EXERCISE REQUIREMENTS »
Every line of the data that contains the string "Account" must be copied.

PROVIDED RECORDS »
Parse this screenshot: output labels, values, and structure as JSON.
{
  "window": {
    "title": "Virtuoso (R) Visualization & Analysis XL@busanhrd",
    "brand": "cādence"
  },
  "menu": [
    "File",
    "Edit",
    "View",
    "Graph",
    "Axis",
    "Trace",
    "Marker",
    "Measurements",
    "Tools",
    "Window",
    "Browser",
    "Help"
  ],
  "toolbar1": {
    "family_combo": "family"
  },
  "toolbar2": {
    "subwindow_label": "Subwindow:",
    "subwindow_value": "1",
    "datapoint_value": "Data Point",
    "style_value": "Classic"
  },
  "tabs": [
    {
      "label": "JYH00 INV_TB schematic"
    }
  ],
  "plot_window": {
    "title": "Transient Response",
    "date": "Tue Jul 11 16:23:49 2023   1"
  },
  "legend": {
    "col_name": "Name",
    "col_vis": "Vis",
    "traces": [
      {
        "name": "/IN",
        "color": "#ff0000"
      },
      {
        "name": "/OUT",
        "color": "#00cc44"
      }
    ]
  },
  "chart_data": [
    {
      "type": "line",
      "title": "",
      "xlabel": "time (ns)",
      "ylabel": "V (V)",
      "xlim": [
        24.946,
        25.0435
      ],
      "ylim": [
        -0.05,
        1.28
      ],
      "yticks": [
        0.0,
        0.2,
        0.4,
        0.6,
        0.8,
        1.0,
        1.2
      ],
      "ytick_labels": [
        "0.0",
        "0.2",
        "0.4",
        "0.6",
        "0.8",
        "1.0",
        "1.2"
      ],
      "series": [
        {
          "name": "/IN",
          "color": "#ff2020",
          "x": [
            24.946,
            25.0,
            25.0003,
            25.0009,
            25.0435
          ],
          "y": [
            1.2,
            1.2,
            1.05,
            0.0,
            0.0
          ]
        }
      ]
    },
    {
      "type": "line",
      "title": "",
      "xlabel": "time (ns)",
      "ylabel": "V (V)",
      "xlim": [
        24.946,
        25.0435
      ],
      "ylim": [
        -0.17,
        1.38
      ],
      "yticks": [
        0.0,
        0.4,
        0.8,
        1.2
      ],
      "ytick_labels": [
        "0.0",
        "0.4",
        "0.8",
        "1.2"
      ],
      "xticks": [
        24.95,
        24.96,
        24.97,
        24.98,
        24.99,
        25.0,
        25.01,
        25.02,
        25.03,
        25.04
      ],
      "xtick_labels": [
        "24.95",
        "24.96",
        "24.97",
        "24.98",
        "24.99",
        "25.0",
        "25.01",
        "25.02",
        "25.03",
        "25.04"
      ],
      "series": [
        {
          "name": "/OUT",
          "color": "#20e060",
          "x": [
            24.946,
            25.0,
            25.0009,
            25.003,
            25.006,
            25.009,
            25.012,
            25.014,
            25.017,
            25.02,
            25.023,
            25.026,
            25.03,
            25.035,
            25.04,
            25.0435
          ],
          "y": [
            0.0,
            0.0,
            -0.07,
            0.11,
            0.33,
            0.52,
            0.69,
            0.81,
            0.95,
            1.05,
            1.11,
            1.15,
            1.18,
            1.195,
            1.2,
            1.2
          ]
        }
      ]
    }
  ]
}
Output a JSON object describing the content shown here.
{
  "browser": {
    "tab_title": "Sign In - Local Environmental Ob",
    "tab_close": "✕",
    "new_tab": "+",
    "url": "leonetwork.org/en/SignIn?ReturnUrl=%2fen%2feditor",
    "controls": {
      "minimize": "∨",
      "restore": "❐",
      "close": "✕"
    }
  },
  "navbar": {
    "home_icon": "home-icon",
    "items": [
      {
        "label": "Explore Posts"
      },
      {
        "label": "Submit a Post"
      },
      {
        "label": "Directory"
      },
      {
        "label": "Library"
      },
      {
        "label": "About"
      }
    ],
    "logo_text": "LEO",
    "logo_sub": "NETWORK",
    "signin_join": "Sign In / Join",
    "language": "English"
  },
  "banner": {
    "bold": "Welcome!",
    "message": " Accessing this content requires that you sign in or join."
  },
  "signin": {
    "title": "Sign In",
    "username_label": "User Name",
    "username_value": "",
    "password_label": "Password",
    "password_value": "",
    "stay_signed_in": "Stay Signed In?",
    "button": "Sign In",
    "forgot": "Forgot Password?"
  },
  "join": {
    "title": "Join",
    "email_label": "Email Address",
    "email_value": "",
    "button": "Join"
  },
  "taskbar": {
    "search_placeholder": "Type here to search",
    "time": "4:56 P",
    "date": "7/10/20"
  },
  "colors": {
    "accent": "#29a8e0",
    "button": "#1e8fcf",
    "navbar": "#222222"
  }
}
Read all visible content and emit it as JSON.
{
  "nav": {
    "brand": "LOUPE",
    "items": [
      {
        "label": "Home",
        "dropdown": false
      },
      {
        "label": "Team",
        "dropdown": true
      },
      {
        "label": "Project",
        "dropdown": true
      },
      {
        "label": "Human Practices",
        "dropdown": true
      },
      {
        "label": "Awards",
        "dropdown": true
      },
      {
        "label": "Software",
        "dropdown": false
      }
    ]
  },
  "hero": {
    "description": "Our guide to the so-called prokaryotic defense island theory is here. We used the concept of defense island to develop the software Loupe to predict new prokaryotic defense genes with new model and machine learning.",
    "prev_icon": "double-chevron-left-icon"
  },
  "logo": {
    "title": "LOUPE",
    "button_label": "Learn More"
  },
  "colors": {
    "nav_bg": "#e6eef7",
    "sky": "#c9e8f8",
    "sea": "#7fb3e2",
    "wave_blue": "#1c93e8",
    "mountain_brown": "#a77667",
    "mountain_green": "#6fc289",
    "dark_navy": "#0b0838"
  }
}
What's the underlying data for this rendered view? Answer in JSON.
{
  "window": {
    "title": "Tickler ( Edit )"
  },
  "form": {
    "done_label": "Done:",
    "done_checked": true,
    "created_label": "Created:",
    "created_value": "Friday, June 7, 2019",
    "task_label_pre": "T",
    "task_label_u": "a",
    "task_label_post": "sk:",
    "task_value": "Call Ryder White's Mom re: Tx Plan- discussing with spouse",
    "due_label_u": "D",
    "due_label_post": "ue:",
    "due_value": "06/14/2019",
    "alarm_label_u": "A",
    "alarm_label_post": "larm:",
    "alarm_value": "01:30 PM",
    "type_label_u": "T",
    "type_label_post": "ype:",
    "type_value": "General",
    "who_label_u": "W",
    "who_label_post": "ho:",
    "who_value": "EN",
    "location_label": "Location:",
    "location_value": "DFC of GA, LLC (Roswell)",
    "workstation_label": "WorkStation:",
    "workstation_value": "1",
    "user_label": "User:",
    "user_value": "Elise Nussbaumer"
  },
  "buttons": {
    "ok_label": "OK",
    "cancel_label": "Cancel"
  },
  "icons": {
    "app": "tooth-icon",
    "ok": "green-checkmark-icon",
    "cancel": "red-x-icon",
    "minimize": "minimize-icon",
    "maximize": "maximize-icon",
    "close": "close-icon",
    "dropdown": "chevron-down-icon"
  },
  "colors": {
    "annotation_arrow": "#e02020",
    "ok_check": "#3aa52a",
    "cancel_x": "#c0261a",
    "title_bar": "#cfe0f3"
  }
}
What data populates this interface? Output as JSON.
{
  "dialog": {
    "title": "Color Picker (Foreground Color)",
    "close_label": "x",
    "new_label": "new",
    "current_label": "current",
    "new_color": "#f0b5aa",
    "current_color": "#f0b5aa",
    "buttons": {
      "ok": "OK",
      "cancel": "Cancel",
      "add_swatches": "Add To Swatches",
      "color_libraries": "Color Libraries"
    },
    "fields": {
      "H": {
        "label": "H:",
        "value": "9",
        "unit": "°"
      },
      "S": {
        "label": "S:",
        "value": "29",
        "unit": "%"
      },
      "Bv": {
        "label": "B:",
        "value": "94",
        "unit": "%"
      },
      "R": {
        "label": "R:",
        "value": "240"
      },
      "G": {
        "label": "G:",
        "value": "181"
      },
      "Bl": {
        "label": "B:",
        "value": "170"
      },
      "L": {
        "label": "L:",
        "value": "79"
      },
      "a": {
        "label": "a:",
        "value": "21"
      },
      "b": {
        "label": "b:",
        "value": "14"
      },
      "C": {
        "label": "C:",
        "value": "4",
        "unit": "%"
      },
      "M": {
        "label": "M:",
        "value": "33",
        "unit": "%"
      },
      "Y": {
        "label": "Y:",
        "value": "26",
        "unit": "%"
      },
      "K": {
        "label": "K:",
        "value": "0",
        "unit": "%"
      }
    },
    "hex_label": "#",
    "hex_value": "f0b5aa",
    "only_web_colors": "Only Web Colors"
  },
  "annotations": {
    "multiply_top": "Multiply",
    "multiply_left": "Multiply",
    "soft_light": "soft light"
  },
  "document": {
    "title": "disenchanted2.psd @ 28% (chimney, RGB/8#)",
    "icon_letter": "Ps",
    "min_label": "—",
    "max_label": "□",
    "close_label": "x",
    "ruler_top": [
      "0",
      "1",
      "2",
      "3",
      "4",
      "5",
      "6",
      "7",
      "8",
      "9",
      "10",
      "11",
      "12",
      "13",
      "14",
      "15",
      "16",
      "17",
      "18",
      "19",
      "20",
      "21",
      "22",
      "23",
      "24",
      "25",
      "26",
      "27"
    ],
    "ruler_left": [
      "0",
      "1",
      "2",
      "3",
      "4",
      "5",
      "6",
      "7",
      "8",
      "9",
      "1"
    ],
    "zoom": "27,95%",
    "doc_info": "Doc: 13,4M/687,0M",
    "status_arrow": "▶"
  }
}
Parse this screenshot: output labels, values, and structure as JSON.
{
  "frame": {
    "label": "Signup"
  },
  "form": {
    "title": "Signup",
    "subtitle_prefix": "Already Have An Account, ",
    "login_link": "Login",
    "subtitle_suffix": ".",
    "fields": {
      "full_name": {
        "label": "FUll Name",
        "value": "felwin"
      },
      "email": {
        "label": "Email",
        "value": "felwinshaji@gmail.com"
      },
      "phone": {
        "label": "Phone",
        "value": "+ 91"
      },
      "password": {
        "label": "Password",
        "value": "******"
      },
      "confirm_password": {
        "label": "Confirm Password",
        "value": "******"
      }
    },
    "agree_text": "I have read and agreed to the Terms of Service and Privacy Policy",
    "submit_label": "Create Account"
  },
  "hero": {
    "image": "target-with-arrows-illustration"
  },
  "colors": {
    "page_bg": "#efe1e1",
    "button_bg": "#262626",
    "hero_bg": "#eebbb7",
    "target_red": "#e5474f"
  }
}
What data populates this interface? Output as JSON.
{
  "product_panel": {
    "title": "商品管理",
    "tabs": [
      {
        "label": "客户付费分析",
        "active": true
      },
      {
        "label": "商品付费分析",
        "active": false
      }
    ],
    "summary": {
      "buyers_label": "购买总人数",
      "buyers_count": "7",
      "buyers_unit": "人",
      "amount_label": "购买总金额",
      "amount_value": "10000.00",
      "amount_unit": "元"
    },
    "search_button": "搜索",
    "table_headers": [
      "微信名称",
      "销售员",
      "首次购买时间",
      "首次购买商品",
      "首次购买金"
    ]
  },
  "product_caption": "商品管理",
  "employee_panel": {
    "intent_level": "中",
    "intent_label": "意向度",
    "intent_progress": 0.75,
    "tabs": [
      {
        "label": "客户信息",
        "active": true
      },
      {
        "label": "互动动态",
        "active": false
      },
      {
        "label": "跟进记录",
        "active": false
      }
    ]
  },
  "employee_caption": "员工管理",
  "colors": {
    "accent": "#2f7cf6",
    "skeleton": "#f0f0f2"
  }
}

WRITTEN SOLUTION »
    "subtitle_prefix": "Already Have An Account, ",
    "submit_label": "Create Account"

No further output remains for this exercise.